Write out each line of the listing as it stands, without the images.

****************

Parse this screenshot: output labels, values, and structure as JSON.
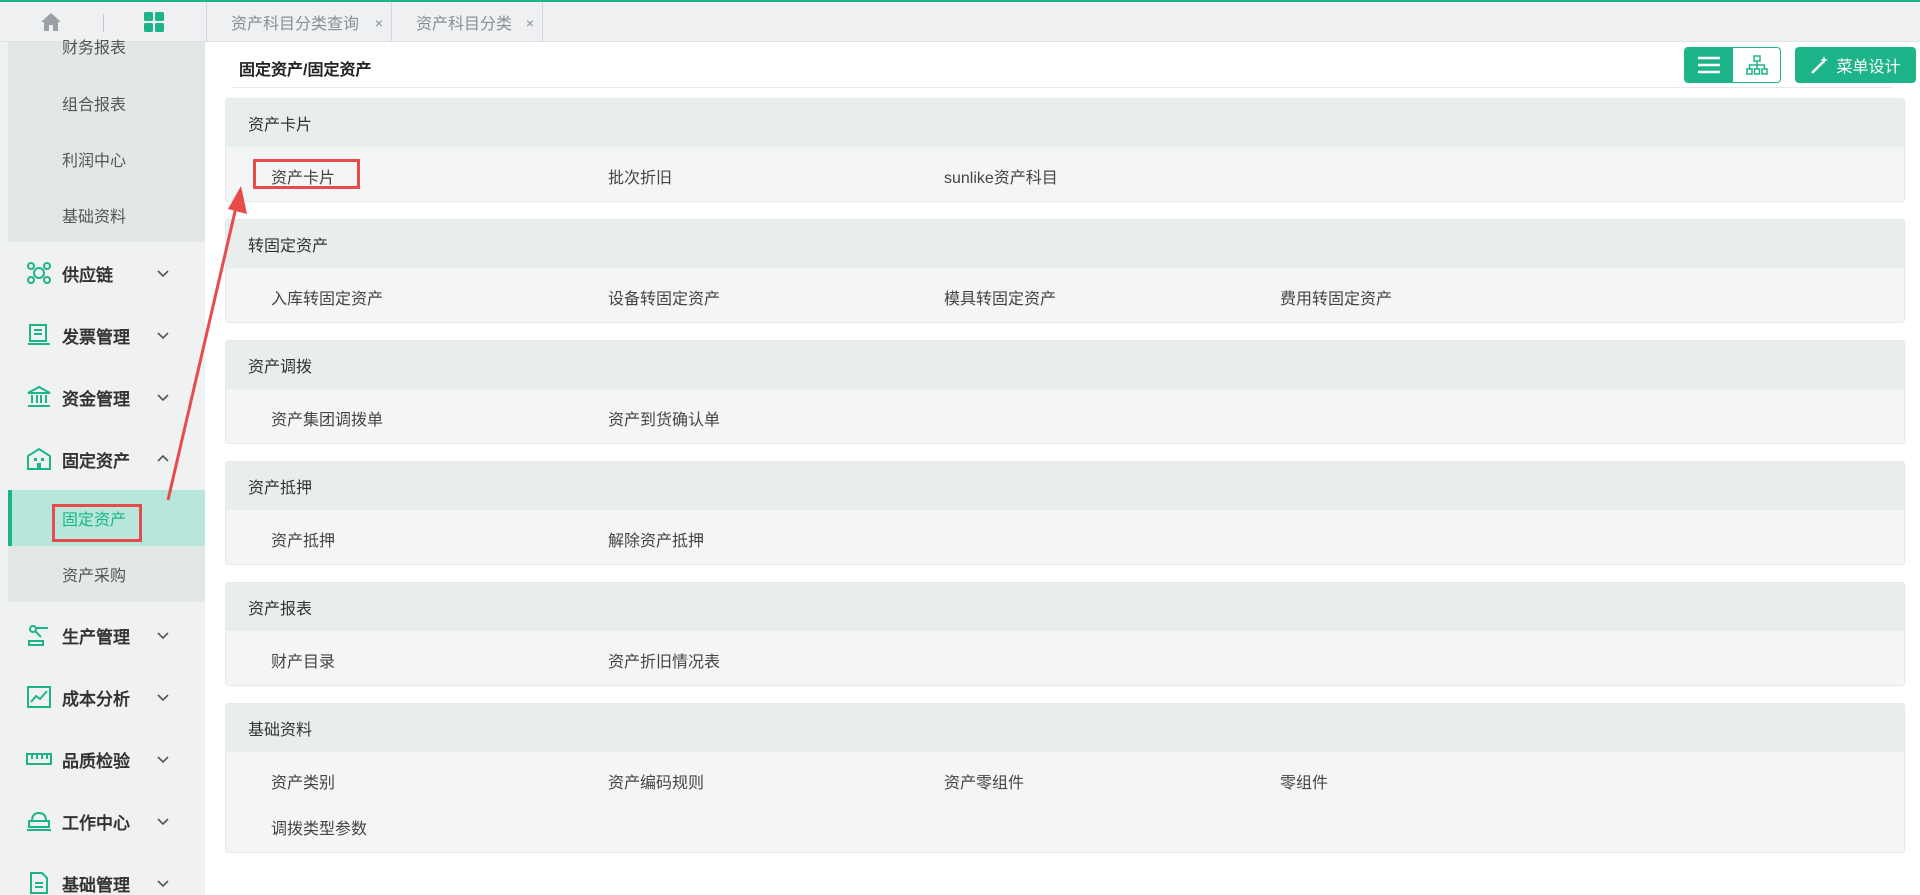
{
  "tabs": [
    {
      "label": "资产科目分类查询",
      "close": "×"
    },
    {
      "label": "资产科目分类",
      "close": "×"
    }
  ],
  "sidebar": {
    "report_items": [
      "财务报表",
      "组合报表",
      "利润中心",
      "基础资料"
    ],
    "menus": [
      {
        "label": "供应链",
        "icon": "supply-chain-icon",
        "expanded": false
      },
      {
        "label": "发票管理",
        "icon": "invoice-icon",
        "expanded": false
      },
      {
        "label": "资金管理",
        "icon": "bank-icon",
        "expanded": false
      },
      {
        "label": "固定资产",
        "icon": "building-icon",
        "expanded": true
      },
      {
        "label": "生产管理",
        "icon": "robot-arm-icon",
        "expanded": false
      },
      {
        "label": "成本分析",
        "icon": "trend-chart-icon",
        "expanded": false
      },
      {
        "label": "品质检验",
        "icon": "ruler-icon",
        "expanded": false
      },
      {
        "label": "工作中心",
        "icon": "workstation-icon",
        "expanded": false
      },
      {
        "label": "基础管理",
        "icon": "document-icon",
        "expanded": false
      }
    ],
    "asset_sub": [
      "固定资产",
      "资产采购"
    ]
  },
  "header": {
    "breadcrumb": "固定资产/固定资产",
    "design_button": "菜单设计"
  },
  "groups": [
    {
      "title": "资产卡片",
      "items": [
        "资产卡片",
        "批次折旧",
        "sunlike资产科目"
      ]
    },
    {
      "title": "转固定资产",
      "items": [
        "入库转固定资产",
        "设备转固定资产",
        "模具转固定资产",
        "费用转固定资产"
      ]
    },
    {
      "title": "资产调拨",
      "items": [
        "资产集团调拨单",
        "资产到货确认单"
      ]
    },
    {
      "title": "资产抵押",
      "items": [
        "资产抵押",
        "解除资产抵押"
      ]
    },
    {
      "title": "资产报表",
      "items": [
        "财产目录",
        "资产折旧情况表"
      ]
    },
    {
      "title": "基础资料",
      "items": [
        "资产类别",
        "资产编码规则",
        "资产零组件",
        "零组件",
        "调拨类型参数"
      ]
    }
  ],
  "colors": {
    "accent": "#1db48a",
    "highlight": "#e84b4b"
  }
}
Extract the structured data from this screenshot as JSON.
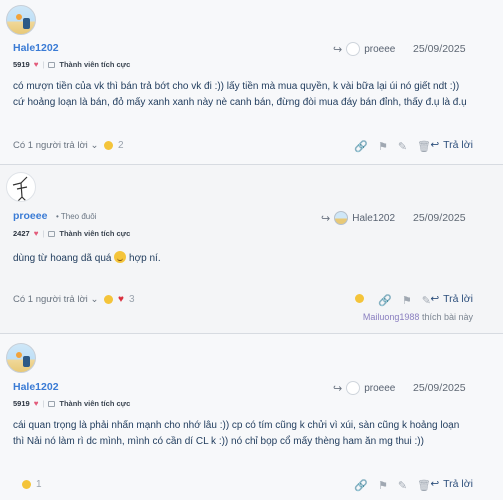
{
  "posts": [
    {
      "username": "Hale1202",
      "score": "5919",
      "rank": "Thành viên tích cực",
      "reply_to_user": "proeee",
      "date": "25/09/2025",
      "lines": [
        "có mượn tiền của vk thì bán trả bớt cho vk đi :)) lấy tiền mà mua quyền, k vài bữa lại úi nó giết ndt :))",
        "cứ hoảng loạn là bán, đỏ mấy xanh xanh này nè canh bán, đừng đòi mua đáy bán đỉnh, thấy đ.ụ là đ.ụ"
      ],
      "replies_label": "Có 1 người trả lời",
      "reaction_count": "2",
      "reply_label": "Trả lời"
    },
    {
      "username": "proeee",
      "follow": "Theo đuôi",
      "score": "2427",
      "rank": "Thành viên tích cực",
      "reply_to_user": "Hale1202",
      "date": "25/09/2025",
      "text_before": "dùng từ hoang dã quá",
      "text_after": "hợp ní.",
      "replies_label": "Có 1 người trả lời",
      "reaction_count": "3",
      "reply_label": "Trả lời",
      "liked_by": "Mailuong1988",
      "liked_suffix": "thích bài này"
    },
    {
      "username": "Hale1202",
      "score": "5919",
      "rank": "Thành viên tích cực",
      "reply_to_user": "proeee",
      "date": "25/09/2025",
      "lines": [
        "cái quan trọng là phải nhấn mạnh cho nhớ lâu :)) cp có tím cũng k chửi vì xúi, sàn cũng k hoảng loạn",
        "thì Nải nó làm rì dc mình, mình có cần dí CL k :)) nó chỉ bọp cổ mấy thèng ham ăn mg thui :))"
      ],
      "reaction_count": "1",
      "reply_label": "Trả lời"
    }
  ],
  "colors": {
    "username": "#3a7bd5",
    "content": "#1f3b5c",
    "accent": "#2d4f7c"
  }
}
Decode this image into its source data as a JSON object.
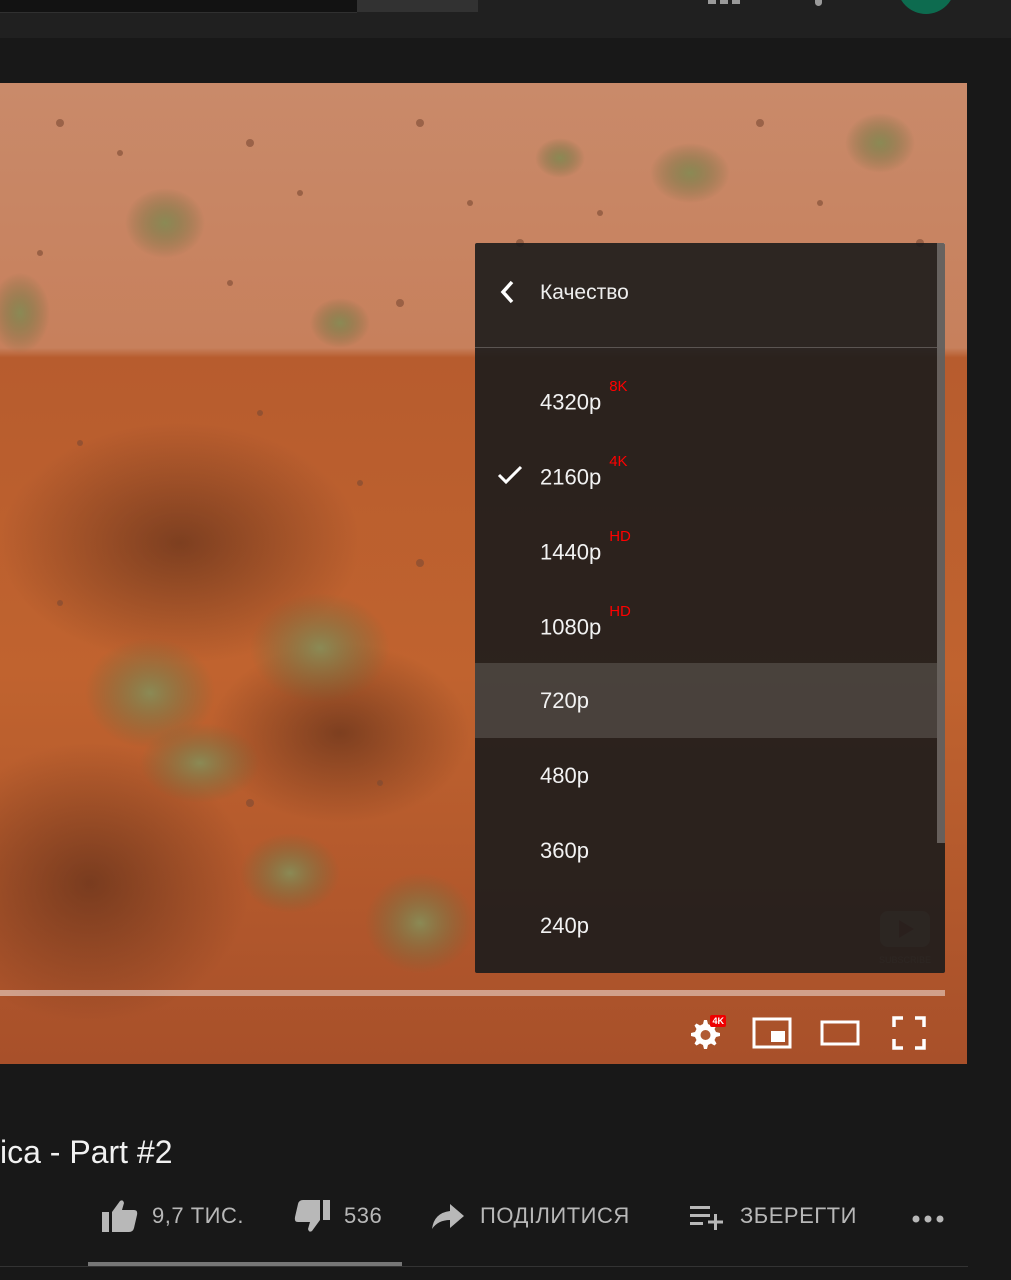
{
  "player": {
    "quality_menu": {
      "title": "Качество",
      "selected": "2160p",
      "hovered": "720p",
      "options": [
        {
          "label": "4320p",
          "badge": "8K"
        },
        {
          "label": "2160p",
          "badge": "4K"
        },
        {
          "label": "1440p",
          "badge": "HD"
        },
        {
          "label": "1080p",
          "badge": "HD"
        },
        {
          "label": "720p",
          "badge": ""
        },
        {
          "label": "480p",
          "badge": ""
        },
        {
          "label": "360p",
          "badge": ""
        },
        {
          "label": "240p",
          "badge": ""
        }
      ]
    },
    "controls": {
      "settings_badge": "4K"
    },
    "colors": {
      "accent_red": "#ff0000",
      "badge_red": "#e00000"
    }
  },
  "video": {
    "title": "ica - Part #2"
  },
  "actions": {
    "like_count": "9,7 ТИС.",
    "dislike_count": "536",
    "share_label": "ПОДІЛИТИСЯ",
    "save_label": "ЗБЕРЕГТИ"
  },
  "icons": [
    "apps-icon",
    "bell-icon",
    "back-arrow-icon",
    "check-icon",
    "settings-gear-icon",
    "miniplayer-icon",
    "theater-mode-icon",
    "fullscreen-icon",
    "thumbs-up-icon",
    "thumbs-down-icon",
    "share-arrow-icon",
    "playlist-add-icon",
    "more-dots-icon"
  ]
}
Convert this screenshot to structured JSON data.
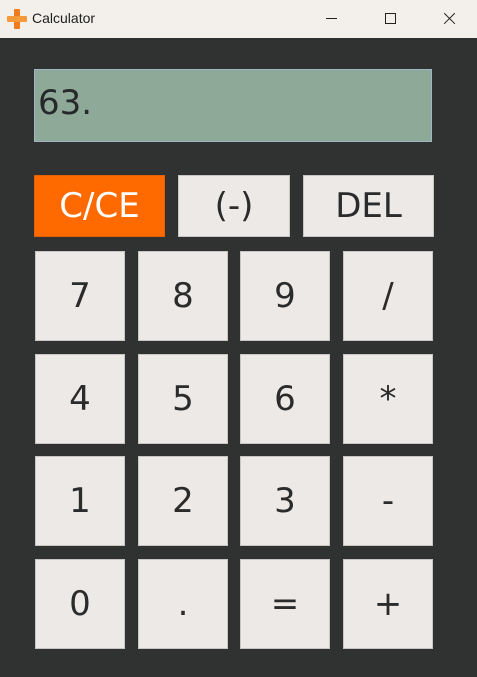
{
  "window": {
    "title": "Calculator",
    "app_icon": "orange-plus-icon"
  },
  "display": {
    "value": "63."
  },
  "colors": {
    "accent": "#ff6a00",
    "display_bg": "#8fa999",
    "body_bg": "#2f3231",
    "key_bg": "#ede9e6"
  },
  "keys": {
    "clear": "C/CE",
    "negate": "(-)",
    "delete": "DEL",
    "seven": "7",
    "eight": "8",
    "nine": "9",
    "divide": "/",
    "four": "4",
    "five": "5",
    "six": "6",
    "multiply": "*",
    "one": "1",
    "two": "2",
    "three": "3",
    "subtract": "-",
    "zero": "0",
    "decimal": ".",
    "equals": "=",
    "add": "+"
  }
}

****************

Answer space:
Parse this screenshot: output labels, values, and structure as JSON.
{
  "tabs": [
    {
      "label": "资产科目分类查询",
      "close": "×"
    },
    {
      "label": "资产科目分类",
      "close": "×"
    }
  ],
  "sidebar": {
    "report_items": [
      "财务报表",
      "组合报表",
      "利润中心",
      "基础资料"
    ],
    "menus": [
      {
        "label": "供应链",
        "icon": "supply-chain-icon",
        "expanded": false
      },
      {
        "label": "发票管理",
        "icon": "invoice-icon",
        "expanded": false
      },
      {
        "label": "资金管理",
        "icon": "bank-icon",
        "expanded": false
      },
      {
        "label": "固定资产",
        "icon": "building-icon",
        "expanded": true
      },
      {
        "label": "生产管理",
        "icon": "robot-arm-icon",
        "expanded": false
      },
      {
        "label": "成本分析",
        "icon": "trend-chart-icon",
        "expanded": false
      },
      {
        "label": "品质检验",
        "icon": "ruler-icon",
        "expanded": false
      },
      {
        "label": "工作中心",
        "icon": "workstation-icon",
        "expanded": false
      },
      {
        "label": "基础管理",
        "icon": "document-icon",
        "expanded": false
      }
    ],
    "asset_sub": [
      "固定资产",
      "资产采购"
    ]
  },
  "header": {
    "breadcrumb": "固定资产/固定资产",
    "design_button": "菜单设计"
  },
  "groups": [
    {
      "title": "资产卡片",
      "items": [
        "资产卡片",
        "批次折旧",
        "sunlike资产科目"
      ]
    },
    {
      "title": "转固定资产",
      "items": [
        "入库转固定资产",
        "设备转固定资产",
        "模具转固定资产",
        "费用转固定资产"
      ]
    },
    {
      "title": "资产调拨",
      "items": [
        "资产集团调拨单",
        "资产到货确认单"
      ]
    },
    {
      "title": "资产抵押",
      "items": [
        "资产抵押",
        "解除资产抵押"
      ]
    },
    {
      "title": "资产报表",
      "items": [
        "财产目录",
        "资产折旧情况表"
      ]
    },
    {
      "title": "基础资料",
      "items": [
        "资产类别",
        "资产编码规则",
        "资产零组件",
        "零组件",
        "调拨类型参数"
      ]
    }
  ],
  "colors": {
    "accent": "#1db48a",
    "highlight": "#e84b4b"
  }
}
Extract the structured data from this screenshot as JSON.
{
  "posts": [
    {
      "username": "Hale1202",
      "score": "5919",
      "rank": "Thành viên tích cực",
      "reply_to_user": "proeee",
      "date": "25/09/2025",
      "lines": [
        "có mượn tiền của vk thì bán trả bớt cho vk đi :)) lấy tiền mà mua quyền, k vài bữa lại úi nó giết ndt :))",
        "cứ hoảng loạn là bán, đỏ mấy xanh xanh này nè canh bán, đừng đòi mua đáy bán đỉnh, thấy đ.ụ là đ.ụ"
      ],
      "replies_label": "Có 1 người trả lời",
      "reaction_count": "2",
      "reply_label": "Trả lời"
    },
    {
      "username": "proeee",
      "follow": "Theo đuôi",
      "score": "2427",
      "rank": "Thành viên tích cực",
      "reply_to_user": "Hale1202",
      "date": "25/09/2025",
      "text_before": "dùng từ hoang dã quá",
      "text_after": "hợp ní.",
      "replies_label": "Có 1 người trả lời",
      "reaction_count": "3",
      "reply_label": "Trả lời",
      "liked_by": "Mailuong1988",
      "liked_suffix": "thích bài này"
    },
    {
      "username": "Hale1202",
      "score": "5919",
      "rank": "Thành viên tích cực",
      "reply_to_user": "proeee",
      "date": "25/09/2025",
      "lines": [
        "cái quan trọng là phải nhấn mạnh cho nhớ lâu :)) cp có tím cũng k chửi vì xúi, sàn cũng k hoảng loạn",
        "thì Nải nó làm rì dc mình, mình có cần dí CL k :)) nó chỉ bọp cổ mấy thèng ham ăn mg thui :))"
      ],
      "reaction_count": "1",
      "reply_label": "Trả lời"
    }
  ],
  "colors": {
    "username": "#3a7bd5",
    "content": "#1f3b5c",
    "accent": "#2d4f7c"
  }
}
Decode this image into its source data as a JSON object.
{
  "player": {
    "quality_menu": {
      "title": "Качество",
      "selected": "2160p",
      "hovered": "720p",
      "options": [
        {
          "label": "4320p",
          "badge": "8K"
        },
        {
          "label": "2160p",
          "badge": "4K"
        },
        {
          "label": "1440p",
          "badge": "HD"
        },
        {
          "label": "1080p",
          "badge": "HD"
        },
        {
          "label": "720p",
          "badge": ""
        },
        {
          "label": "480p",
          "badge": ""
        },
        {
          "label": "360p",
          "badge": ""
        },
        {
          "label": "240p",
          "badge": ""
        }
      ]
    },
    "controls": {
      "settings_badge": "4K"
    },
    "colors": {
      "accent_red": "#ff0000",
      "badge_red": "#e00000"
    }
  },
  "video": {
    "title": "ica - Part #2"
  },
  "actions": {
    "like_count": "9,7 ТИС.",
    "dislike_count": "536",
    "share_label": "ПОДІЛИТИСЯ",
    "save_label": "ЗБЕРЕГТИ"
  },
  "icons": [
    "apps-icon",
    "bell-icon",
    "back-arrow-icon",
    "check-icon",
    "settings-gear-icon",
    "miniplayer-icon",
    "theater-mode-icon",
    "fullscreen-icon",
    "thumbs-up-icon",
    "thumbs-down-icon",
    "share-arrow-icon",
    "playlist-add-icon",
    "more-dots-icon"
  ]
}
Convert this screenshot to structured JSON data.
{
  "window": {
    "title": "Calculator",
    "app_icon": "orange-plus-icon"
  },
  "display": {
    "value": "63."
  },
  "colors": {
    "accent": "#ff6a00",
    "display_bg": "#8fa999",
    "body_bg": "#2f3231",
    "key_bg": "#ede9e6"
  },
  "keys": {
    "clear": "C/CE",
    "negate": "(-)",
    "delete": "DEL",
    "seven": "7",
    "eight": "8",
    "nine": "9",
    "divide": "/",
    "four": "4",
    "five": "5",
    "six": "6",
    "multiply": "*",
    "one": "1",
    "two": "2",
    "three": "3",
    "subtract": "-",
    "zero": "0",
    "decimal": ".",
    "equals": "=",
    "add": "+"
  }
}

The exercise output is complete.